→ **Exercise inputs**:

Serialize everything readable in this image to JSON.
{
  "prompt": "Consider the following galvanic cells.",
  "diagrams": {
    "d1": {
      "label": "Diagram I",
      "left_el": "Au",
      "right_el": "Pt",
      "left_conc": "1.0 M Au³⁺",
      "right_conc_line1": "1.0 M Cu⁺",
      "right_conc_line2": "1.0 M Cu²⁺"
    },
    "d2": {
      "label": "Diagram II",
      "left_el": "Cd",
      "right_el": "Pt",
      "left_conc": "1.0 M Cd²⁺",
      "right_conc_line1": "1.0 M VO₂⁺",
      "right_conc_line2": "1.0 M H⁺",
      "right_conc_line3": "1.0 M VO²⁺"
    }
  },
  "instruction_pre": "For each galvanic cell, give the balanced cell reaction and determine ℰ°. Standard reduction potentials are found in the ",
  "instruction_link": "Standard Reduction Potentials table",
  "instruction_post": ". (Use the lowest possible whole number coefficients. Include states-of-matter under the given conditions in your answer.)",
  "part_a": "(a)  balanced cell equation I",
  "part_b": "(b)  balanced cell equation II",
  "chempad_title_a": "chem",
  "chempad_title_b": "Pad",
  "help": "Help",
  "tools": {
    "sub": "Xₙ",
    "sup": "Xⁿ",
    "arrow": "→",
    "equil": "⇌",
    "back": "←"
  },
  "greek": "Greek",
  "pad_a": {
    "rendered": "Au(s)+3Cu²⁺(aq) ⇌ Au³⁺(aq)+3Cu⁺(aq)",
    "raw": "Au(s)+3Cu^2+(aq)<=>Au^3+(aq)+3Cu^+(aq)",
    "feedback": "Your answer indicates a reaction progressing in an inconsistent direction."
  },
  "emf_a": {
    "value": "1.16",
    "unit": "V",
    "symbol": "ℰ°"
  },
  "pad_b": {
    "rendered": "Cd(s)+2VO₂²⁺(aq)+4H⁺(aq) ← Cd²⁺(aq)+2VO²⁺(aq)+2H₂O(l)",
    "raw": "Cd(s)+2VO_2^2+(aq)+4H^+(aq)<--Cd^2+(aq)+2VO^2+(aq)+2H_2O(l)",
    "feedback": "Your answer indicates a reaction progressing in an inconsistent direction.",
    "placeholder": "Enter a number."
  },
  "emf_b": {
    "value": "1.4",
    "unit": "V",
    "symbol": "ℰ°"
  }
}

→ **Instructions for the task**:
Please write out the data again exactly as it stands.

→ **Task result**:
Serialize everything readable in this image to JSON.
{
  "prompt": "Consider the following galvanic cells.",
  "diagrams": {
    "d1": {
      "label": "Diagram I",
      "left_el": "Au",
      "right_el": "Pt",
      "left_conc": "1.0 M Au³⁺",
      "right_conc_line1": "1.0 M Cu⁺",
      "right_conc_line2": "1.0 M Cu²⁺"
    },
    "d2": {
      "label": "Diagram II",
      "left_el": "Cd",
      "right_el": "Pt",
      "left_conc": "1.0 M Cd²⁺",
      "right_conc_line1": "1.0 M VO₂⁺",
      "right_conc_line2": "1.0 M H⁺",
      "right_conc_line3": "1.0 M VO²⁺"
    }
  },
  "instruction_pre": "For each galvanic cell, give the balanced cell reaction and determine ℰ°. Standard reduction potentials are found in the ",
  "instruction_link": "Standard Reduction Potentials table",
  "instruction_post": ". (Use the lowest possible whole number coefficients. Include states-of-matter under the given conditions in your answer.)",
  "part_a": "(a)  balanced cell equation I",
  "part_b": "(b)  balanced cell equation II",
  "chempad_title_a": "chem",
  "chempad_title_b": "Pad",
  "help": "Help",
  "tools": {
    "sub": "Xₙ",
    "sup": "Xⁿ",
    "arrow": "→",
    "equil": "⇌",
    "back": "←"
  },
  "greek": "Greek",
  "pad_a": {
    "rendered": "Au(s)+3Cu²⁺(aq) ⇌ Au³⁺(aq)+3Cu⁺(aq)",
    "raw": "Au(s)+3Cu^2+(aq)<=>Au^3+(aq)+3Cu^+(aq)",
    "feedback": "Your answer indicates a reaction progressing in an inconsistent direction."
  },
  "emf_a": {
    "value": "1.16",
    "unit": "V",
    "symbol": "ℰ°"
  },
  "pad_b": {
    "rendered": "Cd(s)+2VO₂²⁺(aq)+4H⁺(aq) ← Cd²⁺(aq)+2VO²⁺(aq)+2H₂O(l)",
    "raw": "Cd(s)+2VO_2^2+(aq)+4H^+(aq)<--Cd^2+(aq)+2VO^2+(aq)+2H_2O(l)",
    "feedback": "Your answer indicates a reaction progressing in an inconsistent direction.",
    "placeholder": "Enter a number."
  },
  "emf_b": {
    "value": "1.4",
    "unit": "V",
    "symbol": "ℰ°"
  }
}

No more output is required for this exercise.